--- Provided information Enclosed Below ---
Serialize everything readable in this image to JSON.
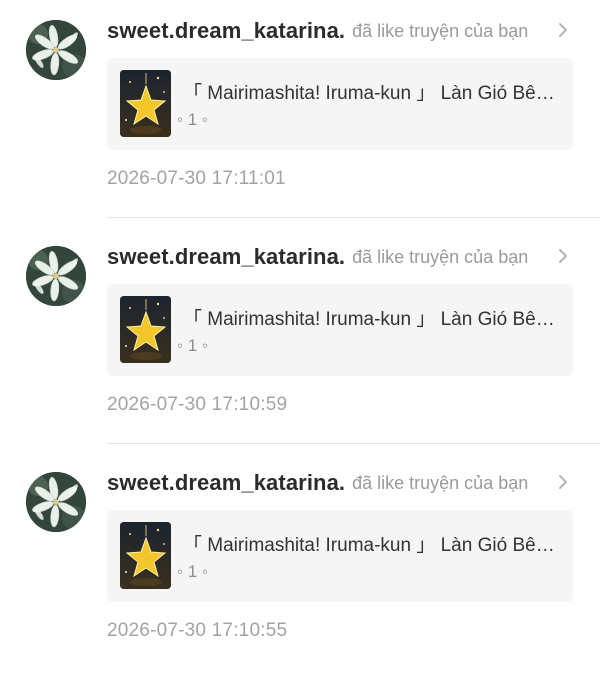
{
  "notifications": [
    {
      "username": "sweet.dream_katarina.",
      "action": "đã like truyện của bạn",
      "story_title": "「 Mairimashita! Iruma-kun 」 Làn Gió Bên Kia Sông",
      "story_meta": "◦ 1 ◦",
      "timestamp": "2026-07-30 17:11:01"
    },
    {
      "username": "sweet.dream_katarina.",
      "action": "đã like truyện của bạn",
      "story_title": "「 Mairimashita! Iruma-kun 」 Làn Gió Bên Kia Sông",
      "story_meta": "◦ 1 ◦",
      "timestamp": "2026-07-30 17:10:59"
    },
    {
      "username": "sweet.dream_katarina.",
      "action": "đã like truyện của bạn",
      "story_title": "「 Mairimashita! Iruma-kun 」 Làn Gió Bên Kia Sông",
      "story_meta": "◦ 1 ◦",
      "timestamp": "2026-07-30 17:10:55"
    }
  ],
  "icons": {
    "chevron": "chevron-right-icon",
    "avatar": "flower-avatar",
    "cover": "star-cover"
  },
  "colors": {
    "username": "#2b2b2b",
    "action": "#9a9a9a",
    "timestamp": "#a3a3a3",
    "card_bg": "#f5f5f5",
    "divider": "#e6e6e6"
  }
}
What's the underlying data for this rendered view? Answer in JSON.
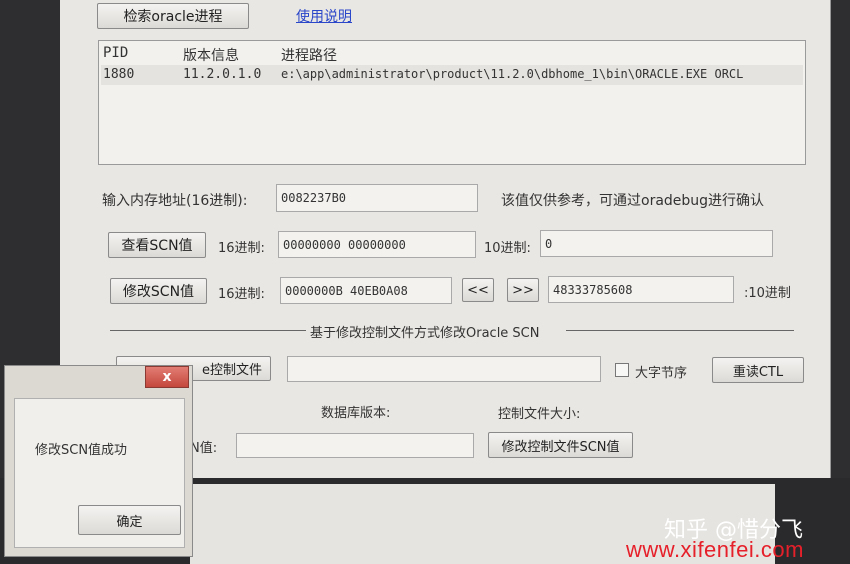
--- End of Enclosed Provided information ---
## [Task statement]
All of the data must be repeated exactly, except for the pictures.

## [Exercise result]
Serialize everything readable in this image to JSON.
{
  "notifications": [
    {
      "username": "sweet.dream_katarina.",
      "action": "đã like truyện của bạn",
      "story_title": "「 Mairimashita! Iruma-kun 」 Làn Gió Bên Kia Sông",
      "story_meta": "◦ 1 ◦",
      "timestamp": "2026-07-30 17:11:01"
    },
    {
      "username": "sweet.dream_katarina.",
      "action": "đã like truyện của bạn",
      "story_title": "「 Mairimashita! Iruma-kun 」 Làn Gió Bên Kia Sông",
      "story_meta": "◦ 1 ◦",
      "timestamp": "2026-07-30 17:10:59"
    },
    {
      "username": "sweet.dream_katarina.",
      "action": "đã like truyện của bạn",
      "story_title": "「 Mairimashita! Iruma-kun 」 Làn Gió Bên Kia Sông",
      "story_meta": "◦ 1 ◦",
      "timestamp": "2026-07-30 17:10:55"
    }
  ],
  "icons": {
    "chevron": "chevron-right-icon",
    "avatar": "flower-avatar",
    "cover": "star-cover"
  },
  "colors": {
    "username": "#2b2b2b",
    "action": "#9a9a9a",
    "timestamp": "#a3a3a3",
    "card_bg": "#f5f5f5",
    "divider": "#e6e6e6"
  }
}
What's the underlying data for this rendered view? Answer in JSON.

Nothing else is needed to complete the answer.